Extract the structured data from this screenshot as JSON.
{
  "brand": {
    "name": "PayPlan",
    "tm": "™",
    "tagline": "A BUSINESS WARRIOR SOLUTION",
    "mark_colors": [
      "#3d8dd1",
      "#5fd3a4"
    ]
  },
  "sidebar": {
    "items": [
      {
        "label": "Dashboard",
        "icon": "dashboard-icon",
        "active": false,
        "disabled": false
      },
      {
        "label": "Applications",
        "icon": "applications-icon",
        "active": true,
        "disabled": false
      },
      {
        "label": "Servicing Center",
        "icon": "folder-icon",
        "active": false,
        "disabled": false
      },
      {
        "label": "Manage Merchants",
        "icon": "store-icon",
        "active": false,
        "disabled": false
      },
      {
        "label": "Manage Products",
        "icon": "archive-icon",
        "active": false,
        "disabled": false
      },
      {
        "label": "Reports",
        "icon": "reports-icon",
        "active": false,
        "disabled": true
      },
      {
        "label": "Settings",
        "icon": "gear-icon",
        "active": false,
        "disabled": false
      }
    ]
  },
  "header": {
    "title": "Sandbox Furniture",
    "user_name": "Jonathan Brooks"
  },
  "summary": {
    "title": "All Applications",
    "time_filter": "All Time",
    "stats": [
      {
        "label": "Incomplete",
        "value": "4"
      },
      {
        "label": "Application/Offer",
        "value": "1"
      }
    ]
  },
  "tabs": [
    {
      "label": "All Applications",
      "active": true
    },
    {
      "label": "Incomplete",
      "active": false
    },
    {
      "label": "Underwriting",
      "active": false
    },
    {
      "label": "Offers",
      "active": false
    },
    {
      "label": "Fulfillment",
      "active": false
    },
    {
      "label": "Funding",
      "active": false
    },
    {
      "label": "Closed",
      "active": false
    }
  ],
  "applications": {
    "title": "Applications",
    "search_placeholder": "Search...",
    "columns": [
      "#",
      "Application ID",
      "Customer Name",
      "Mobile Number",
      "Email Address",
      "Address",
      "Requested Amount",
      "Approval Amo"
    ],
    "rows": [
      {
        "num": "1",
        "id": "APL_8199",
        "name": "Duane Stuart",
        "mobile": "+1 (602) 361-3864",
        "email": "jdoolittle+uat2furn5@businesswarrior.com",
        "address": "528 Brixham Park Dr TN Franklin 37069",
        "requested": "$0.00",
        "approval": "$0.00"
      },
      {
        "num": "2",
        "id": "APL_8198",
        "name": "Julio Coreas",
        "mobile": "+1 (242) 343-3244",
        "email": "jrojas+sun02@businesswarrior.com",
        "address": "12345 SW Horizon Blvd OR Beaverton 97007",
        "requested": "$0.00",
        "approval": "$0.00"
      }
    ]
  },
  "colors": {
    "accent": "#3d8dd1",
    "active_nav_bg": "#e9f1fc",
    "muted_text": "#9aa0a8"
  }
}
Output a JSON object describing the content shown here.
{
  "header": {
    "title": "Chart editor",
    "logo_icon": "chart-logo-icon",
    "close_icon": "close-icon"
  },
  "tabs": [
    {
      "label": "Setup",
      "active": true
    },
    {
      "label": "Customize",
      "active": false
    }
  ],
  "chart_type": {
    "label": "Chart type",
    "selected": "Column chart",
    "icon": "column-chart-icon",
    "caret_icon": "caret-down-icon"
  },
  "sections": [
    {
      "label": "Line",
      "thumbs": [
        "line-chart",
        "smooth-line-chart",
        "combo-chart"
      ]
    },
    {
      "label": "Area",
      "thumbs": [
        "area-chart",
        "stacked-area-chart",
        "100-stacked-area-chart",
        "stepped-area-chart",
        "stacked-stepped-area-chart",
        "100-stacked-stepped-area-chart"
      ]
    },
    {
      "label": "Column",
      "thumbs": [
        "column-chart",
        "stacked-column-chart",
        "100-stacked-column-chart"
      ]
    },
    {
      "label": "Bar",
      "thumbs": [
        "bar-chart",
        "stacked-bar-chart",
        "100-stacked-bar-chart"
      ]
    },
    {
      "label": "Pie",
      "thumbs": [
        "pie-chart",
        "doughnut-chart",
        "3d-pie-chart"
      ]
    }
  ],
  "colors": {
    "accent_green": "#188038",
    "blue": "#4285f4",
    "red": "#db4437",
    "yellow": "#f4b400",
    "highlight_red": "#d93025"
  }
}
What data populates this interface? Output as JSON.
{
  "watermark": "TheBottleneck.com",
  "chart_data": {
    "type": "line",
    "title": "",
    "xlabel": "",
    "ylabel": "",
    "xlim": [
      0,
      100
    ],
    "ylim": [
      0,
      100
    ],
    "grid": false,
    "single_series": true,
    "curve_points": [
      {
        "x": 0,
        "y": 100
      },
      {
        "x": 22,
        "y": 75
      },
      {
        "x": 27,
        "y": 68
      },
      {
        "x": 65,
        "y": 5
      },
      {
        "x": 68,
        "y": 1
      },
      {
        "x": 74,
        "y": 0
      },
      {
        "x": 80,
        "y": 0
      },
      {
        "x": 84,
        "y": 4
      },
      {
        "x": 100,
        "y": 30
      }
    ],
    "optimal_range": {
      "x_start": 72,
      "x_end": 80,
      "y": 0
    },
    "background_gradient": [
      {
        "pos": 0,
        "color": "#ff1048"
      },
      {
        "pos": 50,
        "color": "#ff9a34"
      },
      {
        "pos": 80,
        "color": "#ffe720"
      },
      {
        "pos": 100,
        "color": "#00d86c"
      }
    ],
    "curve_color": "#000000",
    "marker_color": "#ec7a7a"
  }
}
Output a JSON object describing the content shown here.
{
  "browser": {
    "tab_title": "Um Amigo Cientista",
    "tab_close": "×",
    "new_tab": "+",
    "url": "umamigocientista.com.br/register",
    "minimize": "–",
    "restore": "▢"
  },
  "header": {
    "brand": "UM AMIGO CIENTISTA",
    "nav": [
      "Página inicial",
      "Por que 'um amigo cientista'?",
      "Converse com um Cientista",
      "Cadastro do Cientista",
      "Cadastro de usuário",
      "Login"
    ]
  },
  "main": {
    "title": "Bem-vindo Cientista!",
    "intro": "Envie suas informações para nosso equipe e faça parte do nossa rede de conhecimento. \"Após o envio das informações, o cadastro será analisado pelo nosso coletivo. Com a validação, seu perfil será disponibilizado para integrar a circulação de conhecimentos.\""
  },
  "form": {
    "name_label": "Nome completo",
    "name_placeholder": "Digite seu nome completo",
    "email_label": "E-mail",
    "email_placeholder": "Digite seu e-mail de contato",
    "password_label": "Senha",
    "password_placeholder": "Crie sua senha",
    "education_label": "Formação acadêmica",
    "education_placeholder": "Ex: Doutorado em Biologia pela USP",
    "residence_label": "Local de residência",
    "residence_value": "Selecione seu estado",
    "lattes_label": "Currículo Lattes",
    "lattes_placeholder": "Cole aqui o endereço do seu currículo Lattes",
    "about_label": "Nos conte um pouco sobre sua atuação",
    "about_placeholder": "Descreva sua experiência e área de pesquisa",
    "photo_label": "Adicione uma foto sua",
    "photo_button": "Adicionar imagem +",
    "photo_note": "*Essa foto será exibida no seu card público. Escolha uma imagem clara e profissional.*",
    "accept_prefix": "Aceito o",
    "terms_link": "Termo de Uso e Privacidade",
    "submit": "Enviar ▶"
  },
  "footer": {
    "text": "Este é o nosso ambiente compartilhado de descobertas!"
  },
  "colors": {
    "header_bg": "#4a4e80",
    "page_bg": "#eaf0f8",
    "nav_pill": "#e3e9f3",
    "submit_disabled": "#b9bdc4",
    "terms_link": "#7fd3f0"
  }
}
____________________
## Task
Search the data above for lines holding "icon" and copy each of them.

## Solution to the exercise
        "icon": "dashboard-icon",
        "icon": "applications-icon",
        "icon": "folder-icon",
        "icon": "store-icon",
        "icon": "archive-icon",
        "icon": "reports-icon",
        "icon": "gear-icon",
    "logo_icon": "chart-logo-icon",
    "close_icon": "close-icon"
    "icon": "column-chart-icon",
    "caret_icon": "caret-down-icon"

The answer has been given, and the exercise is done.